The next morning, I awoke in a tent under two inches of fresh powder.
I peeked outside my tent at my friend and saw that he had pulled out the emergency bivy he carried “just in case” and looked way too still. Tentatively, I called his name. Waking, he rolled around to face me, shook off the snow, and gave me a huge smile. This was his first backpacking trip in the Wind River Range, and he couldn’t be happier that we got snowed on in June!
The morning was chilly, and the hike out was cold. We had to don rain gear because everything brushing our clothes was wet with yesterday’s rain and last night’s snow, now melting in the morning. The hike downhill was much easier on the way out, and we made better time without my “breathing breaks”. The water crossings were a bit more sketchy with ice and frost on the logs, so we were much more careful on the way out. We hopped marshy spots in the meadow between the two Green River Lakes to hike out on the Lakeside Trail (southwestern side of the bigger lake). There were several trees down along this side of the lake, as beetle-killed trees on a north-facing slope usually result in many fallen trees after the winter. As the clouds lifted, the lake shimmered, and we were able to shed some layers and enjoy the beautiful June day.
To me, the hike to Slide Lake is the perfect overnight trip. The elevation gain makes for a wonderful start to getting fit at the beginning of summer with a light pack or as a way to acclimate to the elevation in the Winds. Not to be underestimated, the views of Squaretop, Flat Top, and Lost Eagle Peak are breathtaking, even from the parking lot! I would recommend bringing bear spray for bear and/or moose along this trail, especially in the spring or early summer.
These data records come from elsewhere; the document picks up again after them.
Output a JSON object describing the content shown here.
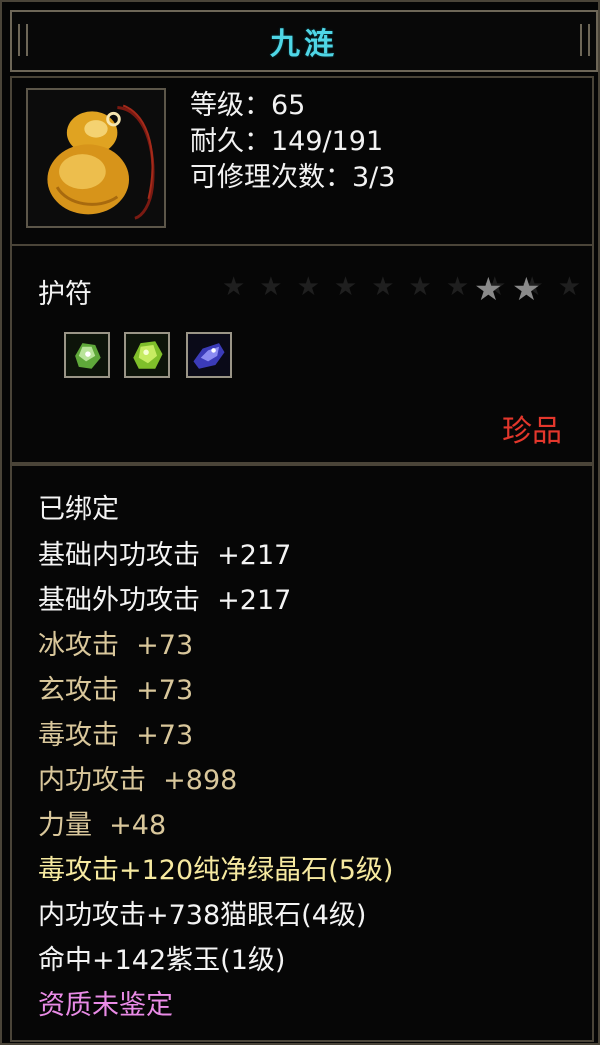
{
  "window": {
    "title": "九涟"
  },
  "item": {
    "icon": "amber-gourd-pendant-icon",
    "level_label": "等级：65",
    "durability_label": "耐久：149/191",
    "repair_label": "可修理次数：3/3",
    "type": "护符",
    "star_count": 2,
    "gems": [
      "green-gem-icon",
      "lime-gem-icon",
      "purple-gem-icon"
    ],
    "rarity": "珍品"
  },
  "stats": {
    "bound": "已绑定",
    "lines": [
      {
        "text": "基础内功攻击  +217",
        "color": "white"
      },
      {
        "text": "基础外功攻击  +217",
        "color": "white"
      },
      {
        "text": "冰攻击  +73",
        "color": "tan"
      },
      {
        "text": "玄攻击  +73",
        "color": "tan"
      },
      {
        "text": "毒攻击  +73",
        "color": "tan"
      },
      {
        "text": "内功攻击  +898",
        "color": "tan"
      },
      {
        "text": "力量  +48",
        "color": "tan"
      },
      {
        "text": "毒攻击+120纯净绿晶石(5级)",
        "color": "yellow"
      },
      {
        "text": "内功攻击+738猫眼石(4级)",
        "color": "white"
      },
      {
        "text": "命中+142紫玉(1级)",
        "color": "white"
      },
      {
        "text": "资质未鉴定",
        "color": "pink"
      }
    ]
  },
  "colors": {
    "title": "#4fd6e6",
    "rarity": "#e3372c",
    "tan": "#d9c79b",
    "yellow": "#f6e9a0",
    "pink": "#e98be6"
  }
}
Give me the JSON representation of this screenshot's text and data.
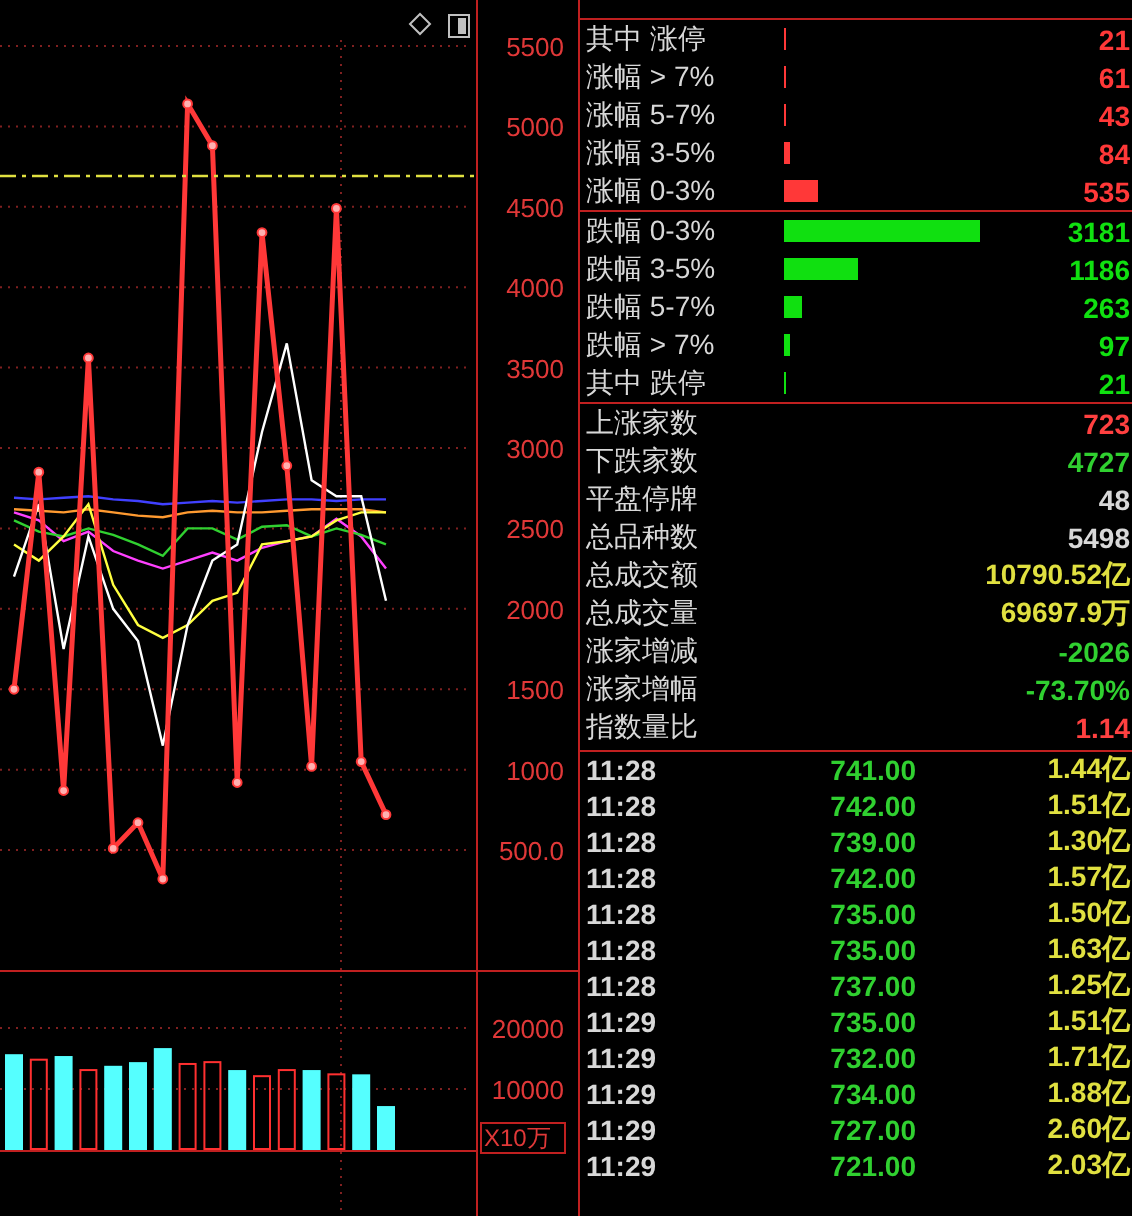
{
  "main_chart": {
    "chart_data": {
      "type": "line",
      "grid": true,
      "ylim": [
        -246,
        5786
      ],
      "yticks": [
        {
          "value": 500,
          "label": "500.0"
        },
        1000,
        1500,
        2000,
        2500,
        3000,
        3500,
        4000,
        4500,
        5000,
        5500
      ],
      "series": [
        {
          "color": "#ff3838",
          "marker": "o",
          "values": [
            1500,
            2850,
            870,
            3560,
            510,
            670,
            320,
            5140,
            4880,
            920,
            4340,
            2890,
            1020,
            4490,
            1050,
            720
          ]
        },
        {
          "color": "#ffffff",
          "values": [
            2200,
            2650,
            1750,
            2450,
            2000,
            1800,
            1150,
            1900,
            2300,
            2400,
            3100,
            3650,
            2800,
            2700,
            2700,
            2050
          ]
        },
        {
          "color": "#ffff40",
          "values": [
            2400,
            2300,
            2450,
            2650,
            2150,
            1900,
            1820,
            1900,
            2050,
            2100,
            2400,
            2420,
            2450,
            2550,
            2600,
            2600
          ]
        },
        {
          "color": "#30d030",
          "values": [
            2550,
            2480,
            2450,
            2500,
            2460,
            2400,
            2330,
            2500,
            2500,
            2430,
            2510,
            2520,
            2450,
            2500,
            2460,
            2400
          ]
        },
        {
          "color": "#ff40ff",
          "values": [
            2600,
            2550,
            2420,
            2480,
            2360,
            2300,
            2250,
            2300,
            2350,
            2300,
            2380,
            2420,
            2450,
            2560,
            2450,
            2250
          ]
        },
        {
          "color": "#ff9a30",
          "values": [
            2620,
            2610,
            2600,
            2620,
            2600,
            2580,
            2570,
            2600,
            2610,
            2600,
            2600,
            2610,
            2620,
            2620,
            2620,
            2600
          ]
        },
        {
          "color": "#4040ff",
          "values": [
            2690,
            2680,
            2690,
            2700,
            2680,
            2670,
            2650,
            2660,
            2670,
            2660,
            2670,
            2680,
            2680,
            2670,
            2680,
            2680
          ]
        }
      ]
    }
  },
  "volume_chart": {
    "chart_data": {
      "type": "bar",
      "grid": true,
      "ylabel": "X10万",
      "yticks": [
        10000,
        20000
      ],
      "ylim": [
        0,
        29500
      ],
      "series": [
        {
          "color": "#55ffff",
          "values": [
            15700,
            null,
            15400,
            null,
            13800,
            14400,
            16700,
            null,
            null,
            13100,
            null,
            null,
            13100,
            null,
            12400,
            7200
          ]
        },
        {
          "color": "#ff3030",
          "values": [
            null,
            14800,
            null,
            13100,
            null,
            null,
            null,
            14100,
            14400,
            null,
            12100,
            13100,
            null,
            12400,
            null,
            null
          ]
        }
      ]
    }
  },
  "advance_groups": [
    {
      "label": "其中 涨停",
      "value": "21",
      "level": 0.01
    },
    {
      "label": "涨幅 > 7%",
      "value": "61",
      "level": 0.01
    },
    {
      "label": "涨幅 5-7%",
      "value": "43",
      "level": 0.01
    },
    {
      "label": "涨幅 3-5%",
      "value": "84",
      "level": 0.03
    },
    {
      "label": "涨幅 0-3%",
      "value": "535",
      "level": 0.17
    }
  ],
  "decline_groups": [
    {
      "label": "跌幅 0-3%",
      "value": "3181",
      "level": 0.98
    },
    {
      "label": "跌幅 3-5%",
      "value": "1186",
      "level": 0.37
    },
    {
      "label": "跌幅 5-7%",
      "value": "263",
      "level": 0.09
    },
    {
      "label": "跌幅 > 7%",
      "value": "97",
      "level": 0.03
    },
    {
      "label": "其中 跌停",
      "value": "21",
      "level": 0.01
    }
  ],
  "stats": [
    {
      "label": "上涨家数",
      "value": "723",
      "color": "#ff4040"
    },
    {
      "label": "下跌家数",
      "value": "4727",
      "color": "#30d030"
    },
    {
      "label": "平盘停牌",
      "value": "48",
      "color": "#d8d8d8"
    },
    {
      "label": "总品种数",
      "value": "5498",
      "color": "#d8d8d8"
    },
    {
      "label": "总成交额",
      "value": "10790.52亿",
      "color": "#e0e040"
    },
    {
      "label": "总成交量",
      "value": "69697.9万",
      "color": "#e0e040"
    },
    {
      "label": "涨家增减",
      "value": "-2026",
      "color": "#30d030"
    },
    {
      "label": "涨家增幅",
      "value": "-73.70%",
      "color": "#30d030"
    },
    {
      "label": "指数量比",
      "value": "1.14",
      "color": "#ff4040"
    }
  ],
  "ticks": [
    {
      "time": "11:28",
      "price": "741.00",
      "amount": "1.44亿"
    },
    {
      "time": "11:28",
      "price": "742.00",
      "amount": "1.51亿"
    },
    {
      "time": "11:28",
      "price": "739.00",
      "amount": "1.30亿"
    },
    {
      "time": "11:28",
      "price": "742.00",
      "amount": "1.57亿"
    },
    {
      "time": "11:28",
      "price": "735.00",
      "amount": "1.50亿"
    },
    {
      "time": "11:28",
      "price": "735.00",
      "amount": "1.63亿"
    },
    {
      "time": "11:28",
      "price": "737.00",
      "amount": "1.25亿"
    },
    {
      "time": "11:29",
      "price": "735.00",
      "amount": "1.51亿"
    },
    {
      "time": "11:29",
      "price": "732.00",
      "amount": "1.71亿"
    },
    {
      "time": "11:29",
      "price": "734.00",
      "amount": "1.88亿"
    },
    {
      "time": "11:29",
      "price": "727.00",
      "amount": "2.60亿"
    },
    {
      "time": "11:29",
      "price": "721.00",
      "amount": "2.03亿"
    }
  ]
}
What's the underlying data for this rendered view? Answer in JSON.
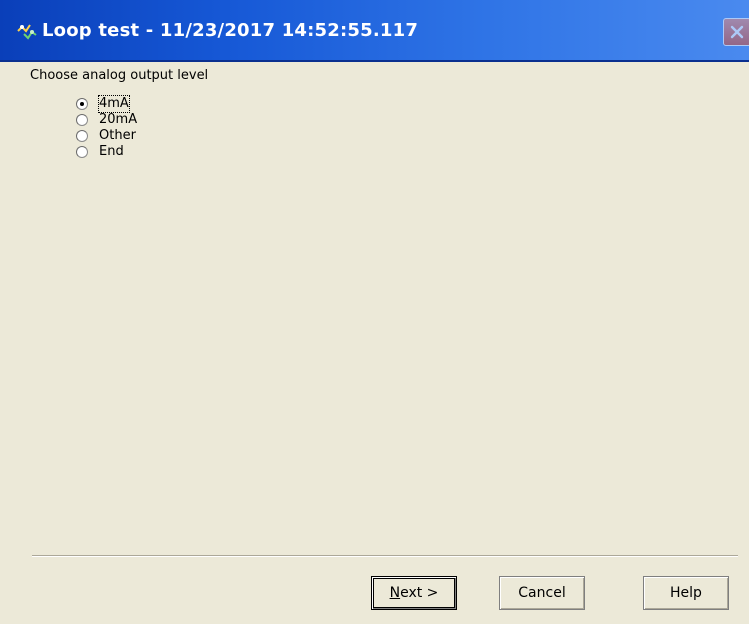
{
  "window": {
    "title": "Loop test - 11/23/2017 14:52:55.117",
    "app_icon": "loop-test-icon",
    "close_icon": "close-icon"
  },
  "prompt": "Choose analog output level",
  "options": [
    {
      "label": "4mA",
      "checked": true
    },
    {
      "label": "20mA",
      "checked": false
    },
    {
      "label": "Other",
      "checked": false
    },
    {
      "label": "End",
      "checked": false
    }
  ],
  "buttons": {
    "next_mnemonic": "N",
    "next_rest": "ext >",
    "cancel": "Cancel",
    "help": "Help"
  },
  "colors": {
    "titlebar_start": "#0a3fb9",
    "titlebar_end": "#4a8aef",
    "dialog_bg": "#ece9d8"
  }
}
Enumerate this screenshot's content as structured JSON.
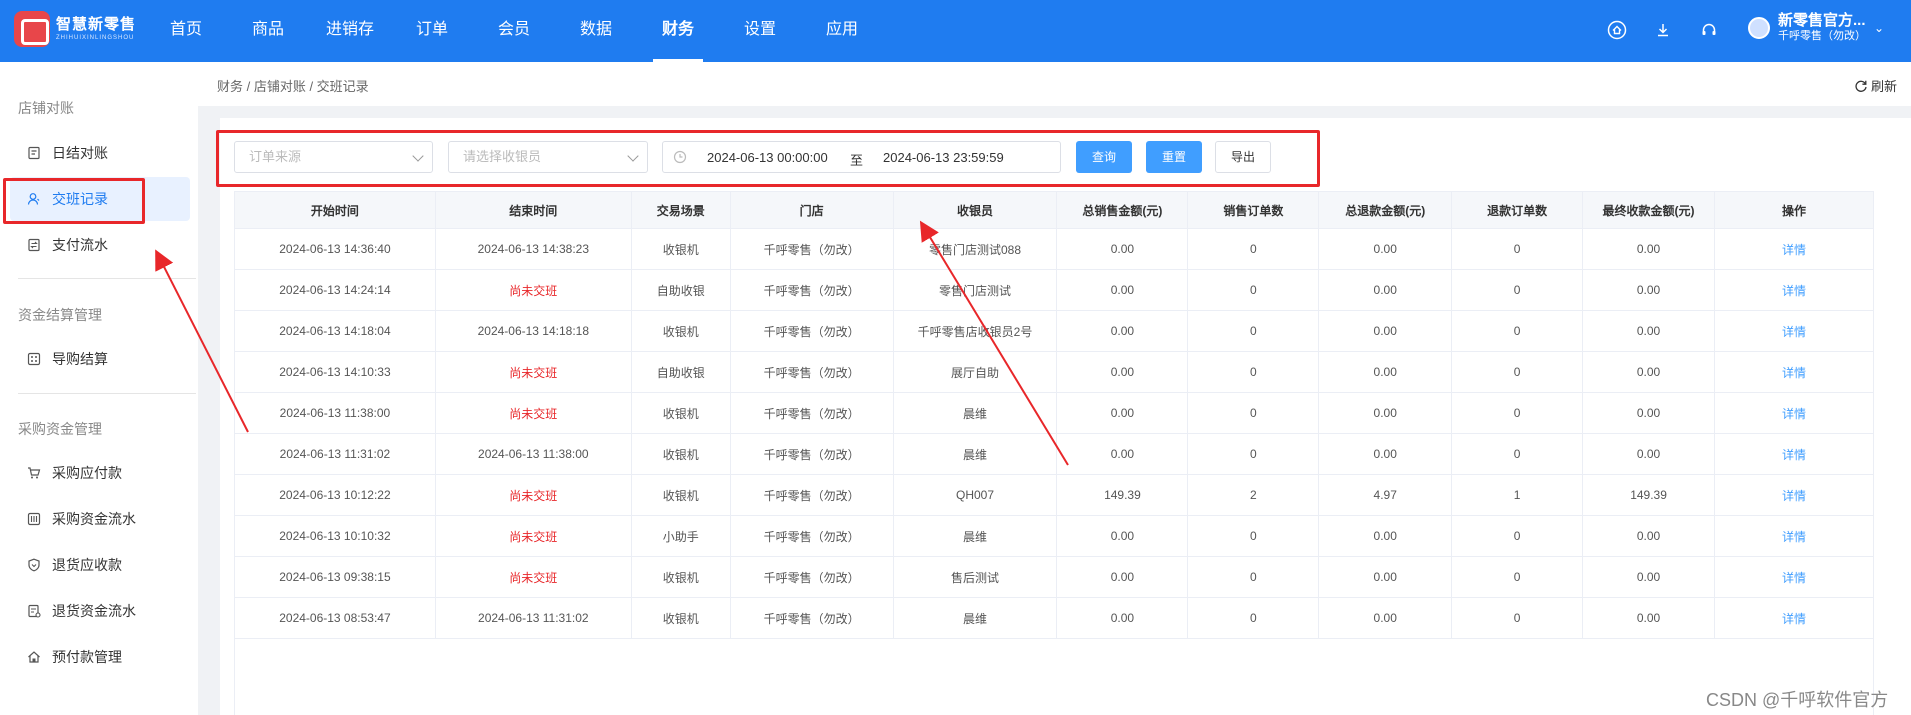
{
  "app": {
    "brand_zh": "智慧新零售",
    "brand_en": "ZHIHUIXINLINGSHOU"
  },
  "nav": [
    "首页",
    "商品",
    "进销存",
    "订单",
    "会员",
    "数据",
    "财务",
    "设置",
    "应用"
  ],
  "nav_active": "财务",
  "user": {
    "name": "新零售官方...",
    "store": "千呼零售（勿改）"
  },
  "sidebar": {
    "groups": [
      {
        "title": "店铺对账",
        "items": [
          "日结对账",
          "交班记录",
          "支付流水"
        ]
      },
      {
        "title": "资金结算管理",
        "items": [
          "导购结算"
        ]
      },
      {
        "title": "采购资金管理",
        "items": [
          "采购应付款",
          "采购资金流水",
          "退货应收款",
          "退货资金流水",
          "预付款管理"
        ]
      }
    ],
    "active": "交班记录"
  },
  "breadcrumb": "财务 / 店铺对账 / 交班记录",
  "refresh_label": "刷新",
  "filters": {
    "source_placeholder": "订单来源",
    "cashier_placeholder": "请选择收银员",
    "date_start": "2024-06-13 00:00:00",
    "date_sep": "至",
    "date_end": "2024-06-13 23:59:59",
    "query_label": "查询",
    "reset_label": "重置",
    "export_label": "导出"
  },
  "table": {
    "headers": [
      "开始时间",
      "结束时间",
      "交易场景",
      "门店",
      "收银员",
      "总销售金额(元)",
      "销售订单数",
      "总退款金额(元)",
      "退款订单数",
      "最终收款金额(元)",
      "操作"
    ],
    "rows": [
      [
        "2024-06-13 14:36:40",
        "2024-06-13 14:38:23",
        "收银机",
        "千呼零售（勿改）",
        "零售门店测试088",
        "0.00",
        "0",
        "0.00",
        "0",
        "0.00",
        "详情"
      ],
      [
        "2024-06-13 14:24:14",
        "尚未交班",
        "自助收银",
        "千呼零售（勿改）",
        "零售门店测试",
        "0.00",
        "0",
        "0.00",
        "0",
        "0.00",
        "详情"
      ],
      [
        "2024-06-13 14:18:04",
        "2024-06-13 14:18:18",
        "收银机",
        "千呼零售（勿改）",
        "千呼零售店收银员2号",
        "0.00",
        "0",
        "0.00",
        "0",
        "0.00",
        "详情"
      ],
      [
        "2024-06-13 14:10:33",
        "尚未交班",
        "自助收银",
        "千呼零售（勿改）",
        "展厅自助",
        "0.00",
        "0",
        "0.00",
        "0",
        "0.00",
        "详情"
      ],
      [
        "2024-06-13 11:38:00",
        "尚未交班",
        "收银机",
        "千呼零售（勿改）",
        "晨维",
        "0.00",
        "0",
        "0.00",
        "0",
        "0.00",
        "详情"
      ],
      [
        "2024-06-13 11:31:02",
        "2024-06-13 11:38:00",
        "收银机",
        "千呼零售（勿改）",
        "晨维",
        "0.00",
        "0",
        "0.00",
        "0",
        "0.00",
        "详情"
      ],
      [
        "2024-06-13 10:12:22",
        "尚未交班",
        "收银机",
        "千呼零售（勿改）",
        "QH007",
        "149.39",
        "2",
        "4.97",
        "1",
        "149.39",
        "详情"
      ],
      [
        "2024-06-13 10:10:32",
        "尚未交班",
        "小助手",
        "千呼零售（勿改）",
        "晨维",
        "0.00",
        "0",
        "0.00",
        "0",
        "0.00",
        "详情"
      ],
      [
        "2024-06-13 09:38:15",
        "尚未交班",
        "收银机",
        "千呼零售（勿改）",
        "售后测试",
        "0.00",
        "0",
        "0.00",
        "0",
        "0.00",
        "详情"
      ],
      [
        "2024-06-13 08:53:47",
        "2024-06-13 11:31:02",
        "收银机",
        "千呼零售（勿改）",
        "晨维",
        "0.00",
        "0",
        "0.00",
        "0",
        "0.00",
        "详情"
      ]
    ]
  },
  "status_not_handed": "尚未交班",
  "watermark": "CSDN @千呼软件官方",
  "colors": {
    "primary": "#1f7cf0",
    "accent": "#409eff",
    "highlight": "#e8272a"
  }
}
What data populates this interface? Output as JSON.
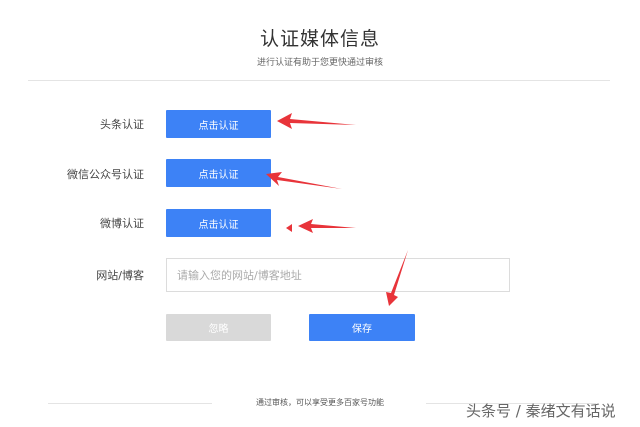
{
  "header": {
    "title": "认证媒体信息",
    "subtitle": "进行认证有助于您更快通过审核"
  },
  "rows": [
    {
      "label": "头条认证",
      "button": "点击认证"
    },
    {
      "label": "微信公众号认证",
      "button": "点击认证"
    },
    {
      "label": "微博认证",
      "button": "点击认证"
    }
  ],
  "website": {
    "label": "网站/博客",
    "placeholder": "请输入您的网站/博客地址"
  },
  "actions": {
    "skip": "忽略",
    "save": "保存"
  },
  "footer": {
    "text": "通过审核，可以享受更多百家号功能"
  },
  "watermark": "头条号 / 秦绪文有话说",
  "colors": {
    "primary": "#3d82f6",
    "disabled": "#d9d9d9",
    "arrow": "#e8343a"
  }
}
And the additional couple miles to get to Clear Creek Natural Bridge is well worth the side trip, but be prepared for any weather! Enjoy!